  • Be respectful of the learning space and community. For example, no side conversations or unnecessary disruptions.
  • Use preferred names and gender pronouns.
  • Assume goodwill in all interactions, even in disagreement.
  • Facilitate dialogue and value the free and safe exchange of ideas.
  • Try not to make assumptions, have an open mind, seek to understand, and not judge.
  • Approach discussion, challenges, and different perspectives as an opportunity to “think out loud,” learn something new, and understand the concepts or experiences that guide other people’s thinking.
  • Debate the concepts, not the person.
  • Be gracious and open to change when your ideas, arguments, or positions do not work or are proven wrong.
  • Be willing to work together and share helpful study strategies.
  • Be mindful of one another’s privacy, and do not invite outsiders into our classroom.

Content Notices and Trigger Warnings. Our classroom provides an open space for a critical and civil exchange of ideas, inclusive of a variety of perspectives and positions. Some readings and other content may expose you to ideas, subjects, or views that may challenge you, cause you discomfort, or recall past negative experiences or traumas. I intend to discuss all subjects with dignity and humanity, as well as with rigor and respect for scholarly inquiry. If you would like me to be aware of a specific topic of concern, please email or visit my Student Drop-In Hours.

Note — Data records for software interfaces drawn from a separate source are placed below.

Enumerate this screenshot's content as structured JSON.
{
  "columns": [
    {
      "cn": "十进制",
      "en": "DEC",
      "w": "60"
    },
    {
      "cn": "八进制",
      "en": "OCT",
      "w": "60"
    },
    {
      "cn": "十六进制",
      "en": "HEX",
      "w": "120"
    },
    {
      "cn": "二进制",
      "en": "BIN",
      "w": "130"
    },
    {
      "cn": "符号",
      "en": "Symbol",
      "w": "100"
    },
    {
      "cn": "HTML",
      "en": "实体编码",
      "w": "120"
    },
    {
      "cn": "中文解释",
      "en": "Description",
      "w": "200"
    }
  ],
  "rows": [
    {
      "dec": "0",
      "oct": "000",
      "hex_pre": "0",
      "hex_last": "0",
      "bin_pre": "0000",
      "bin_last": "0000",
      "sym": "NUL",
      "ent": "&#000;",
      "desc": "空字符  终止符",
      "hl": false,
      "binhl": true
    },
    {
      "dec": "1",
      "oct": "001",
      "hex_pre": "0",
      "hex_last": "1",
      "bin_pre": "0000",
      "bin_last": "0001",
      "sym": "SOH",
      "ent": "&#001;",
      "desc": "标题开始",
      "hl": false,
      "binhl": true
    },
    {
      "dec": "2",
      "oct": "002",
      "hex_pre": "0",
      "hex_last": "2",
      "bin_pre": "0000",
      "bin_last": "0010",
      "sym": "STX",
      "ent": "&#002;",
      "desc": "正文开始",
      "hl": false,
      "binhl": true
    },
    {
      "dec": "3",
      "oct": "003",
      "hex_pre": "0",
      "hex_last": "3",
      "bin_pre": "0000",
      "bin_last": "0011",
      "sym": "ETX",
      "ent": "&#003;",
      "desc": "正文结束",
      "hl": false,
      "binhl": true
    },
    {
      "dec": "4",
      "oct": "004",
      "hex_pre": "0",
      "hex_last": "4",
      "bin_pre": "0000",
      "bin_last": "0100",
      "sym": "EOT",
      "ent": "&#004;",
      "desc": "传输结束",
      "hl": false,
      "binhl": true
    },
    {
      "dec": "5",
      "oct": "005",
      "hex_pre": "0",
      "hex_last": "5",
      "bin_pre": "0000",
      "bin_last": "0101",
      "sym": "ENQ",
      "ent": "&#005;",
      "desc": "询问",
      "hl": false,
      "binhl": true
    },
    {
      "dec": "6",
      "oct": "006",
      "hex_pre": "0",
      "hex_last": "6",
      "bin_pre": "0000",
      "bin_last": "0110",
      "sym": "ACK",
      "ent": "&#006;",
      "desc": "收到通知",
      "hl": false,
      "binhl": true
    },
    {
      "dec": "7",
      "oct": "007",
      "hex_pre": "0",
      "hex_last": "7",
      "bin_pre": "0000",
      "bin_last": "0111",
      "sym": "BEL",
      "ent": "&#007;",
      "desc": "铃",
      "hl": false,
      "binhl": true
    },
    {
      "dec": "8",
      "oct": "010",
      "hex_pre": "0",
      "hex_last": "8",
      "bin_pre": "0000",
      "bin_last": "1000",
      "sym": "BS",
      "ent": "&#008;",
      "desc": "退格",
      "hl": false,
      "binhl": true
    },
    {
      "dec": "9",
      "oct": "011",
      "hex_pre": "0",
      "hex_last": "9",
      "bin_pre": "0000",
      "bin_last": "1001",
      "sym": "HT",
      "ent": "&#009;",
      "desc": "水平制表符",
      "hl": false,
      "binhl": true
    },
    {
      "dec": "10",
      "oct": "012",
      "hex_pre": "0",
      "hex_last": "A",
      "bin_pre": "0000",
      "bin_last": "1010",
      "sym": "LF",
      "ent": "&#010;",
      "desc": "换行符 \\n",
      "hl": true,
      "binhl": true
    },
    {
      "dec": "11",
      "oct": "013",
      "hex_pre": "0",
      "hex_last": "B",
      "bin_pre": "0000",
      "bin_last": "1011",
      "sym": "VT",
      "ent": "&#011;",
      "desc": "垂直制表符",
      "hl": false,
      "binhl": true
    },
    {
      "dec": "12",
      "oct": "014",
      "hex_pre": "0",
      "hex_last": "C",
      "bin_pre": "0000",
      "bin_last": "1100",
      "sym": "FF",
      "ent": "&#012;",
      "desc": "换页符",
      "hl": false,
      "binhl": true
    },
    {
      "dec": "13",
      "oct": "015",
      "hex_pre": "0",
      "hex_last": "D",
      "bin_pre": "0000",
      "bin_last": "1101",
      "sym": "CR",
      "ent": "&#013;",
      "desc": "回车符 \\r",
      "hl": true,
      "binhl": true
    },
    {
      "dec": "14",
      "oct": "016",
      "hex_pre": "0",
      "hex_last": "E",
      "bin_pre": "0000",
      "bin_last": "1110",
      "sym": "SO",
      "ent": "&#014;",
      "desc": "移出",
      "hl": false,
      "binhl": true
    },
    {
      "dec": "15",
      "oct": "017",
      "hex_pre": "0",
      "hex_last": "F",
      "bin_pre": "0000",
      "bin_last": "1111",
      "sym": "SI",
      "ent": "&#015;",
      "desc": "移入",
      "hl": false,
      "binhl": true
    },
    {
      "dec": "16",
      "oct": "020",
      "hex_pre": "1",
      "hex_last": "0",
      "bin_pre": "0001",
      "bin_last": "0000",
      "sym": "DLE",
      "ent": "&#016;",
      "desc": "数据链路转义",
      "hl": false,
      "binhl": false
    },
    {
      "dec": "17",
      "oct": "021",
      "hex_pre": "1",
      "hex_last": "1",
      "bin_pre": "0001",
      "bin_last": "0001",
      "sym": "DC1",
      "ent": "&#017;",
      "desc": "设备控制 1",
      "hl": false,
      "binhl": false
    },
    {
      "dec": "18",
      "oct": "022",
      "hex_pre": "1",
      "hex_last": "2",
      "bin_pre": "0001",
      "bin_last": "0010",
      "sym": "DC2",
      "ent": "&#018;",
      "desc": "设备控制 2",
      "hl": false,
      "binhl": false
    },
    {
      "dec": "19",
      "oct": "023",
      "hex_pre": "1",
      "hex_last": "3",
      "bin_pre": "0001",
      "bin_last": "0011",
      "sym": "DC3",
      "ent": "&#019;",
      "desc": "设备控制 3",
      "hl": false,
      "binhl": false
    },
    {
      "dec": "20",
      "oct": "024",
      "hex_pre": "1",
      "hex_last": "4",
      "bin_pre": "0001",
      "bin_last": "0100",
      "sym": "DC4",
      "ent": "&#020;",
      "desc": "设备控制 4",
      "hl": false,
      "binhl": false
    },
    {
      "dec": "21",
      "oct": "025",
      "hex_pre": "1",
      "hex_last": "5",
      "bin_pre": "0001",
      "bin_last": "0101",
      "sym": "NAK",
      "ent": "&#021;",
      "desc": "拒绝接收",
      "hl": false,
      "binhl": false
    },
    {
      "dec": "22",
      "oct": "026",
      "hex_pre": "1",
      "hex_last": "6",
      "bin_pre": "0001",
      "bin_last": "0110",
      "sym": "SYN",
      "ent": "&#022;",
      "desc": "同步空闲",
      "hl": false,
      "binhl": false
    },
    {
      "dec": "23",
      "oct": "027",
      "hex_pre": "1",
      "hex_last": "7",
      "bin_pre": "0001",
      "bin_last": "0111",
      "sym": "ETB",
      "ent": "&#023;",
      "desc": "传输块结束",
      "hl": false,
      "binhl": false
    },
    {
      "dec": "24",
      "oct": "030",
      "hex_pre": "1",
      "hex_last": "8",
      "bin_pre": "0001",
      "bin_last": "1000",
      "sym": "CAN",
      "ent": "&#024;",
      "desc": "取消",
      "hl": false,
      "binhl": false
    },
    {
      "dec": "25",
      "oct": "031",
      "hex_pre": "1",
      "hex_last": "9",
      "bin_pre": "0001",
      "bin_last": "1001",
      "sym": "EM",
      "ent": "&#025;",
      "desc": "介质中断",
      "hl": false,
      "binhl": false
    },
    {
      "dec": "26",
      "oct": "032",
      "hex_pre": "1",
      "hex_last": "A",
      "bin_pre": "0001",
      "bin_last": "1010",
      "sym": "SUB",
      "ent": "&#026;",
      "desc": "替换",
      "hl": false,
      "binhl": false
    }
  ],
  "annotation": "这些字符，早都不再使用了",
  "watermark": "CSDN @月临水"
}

Acknowledgement and Share/Reuse Information

Adapted from Prof. Rob Miller’s (and collaborators’) User Interface Design & Implementation course at MIT. Prof. Debaleena Chattopadhyay is responsible for all the modifications made. This work is licensed under CC BY-SA 4.0.

Copyright © 2023 Debaleena C., Ph.D.